3 Ways the Wizards can Improve from Behind the Arc

Kentavious Caldwell-Pope, Washington Wizards. (Photo by G Fiume/Getty Images)
Kentavious Caldwell-Pope, Washington Wizards. (Photo by G Fiume/Getty Images) /
3 of 4
Wes Unseld Jr., Washington Wizards.
Wes Unseld Jr., Washington Wizards. (Photo by Tim Nwachukwu/Getty Images) /

How to Solve the Wizards Shooting Woes, Option Two: Shot Selection

The Wizards can adjust the offensive strategy and focus on discipline in order to improve from behind the arc internally. This is possible with the group they have, it would just require the coaching staff getting it across and the players buying in.
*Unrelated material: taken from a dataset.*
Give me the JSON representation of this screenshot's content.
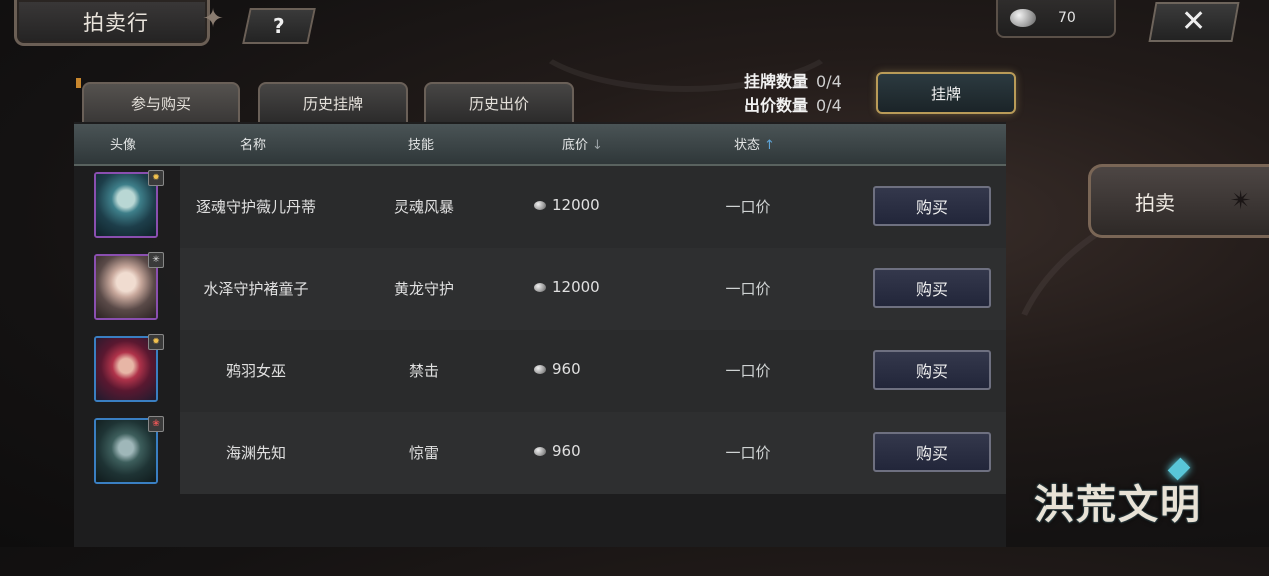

The Wizards shot distribution from behind the arc is not where it should be right now, and that explains a lot of the problems they are having. Kyle Kuzma would benefit the team by limiting some of his ‘feeling myself’ shot attempts.

Related Story. Kyle Kuzma's Breakout as a Washington Wizard has Been Key. light

He is shooting 34 percent from deep, which isn’t terrible, but higher IQ shots could have that number closer to 37 percent than 34 percent.

Additionally, the already mentioned Dinwiddie is taking the second most three-point attempts per game right now. That’s a problem. If he can’t connect on more than 31 percent of those shots he needs to stop settling for them, regardless of how often he is left open behind the arc. 5.3 attempts per game is simply too many for a player that is well behind the teams best shooters in terms of ability.

If the Wizards clean up their shot selection and make the plays to create better shots, their percentage will inevitably increase. They can also benefit from better playcalling and offensive design to set players up in the best spots to get shots off.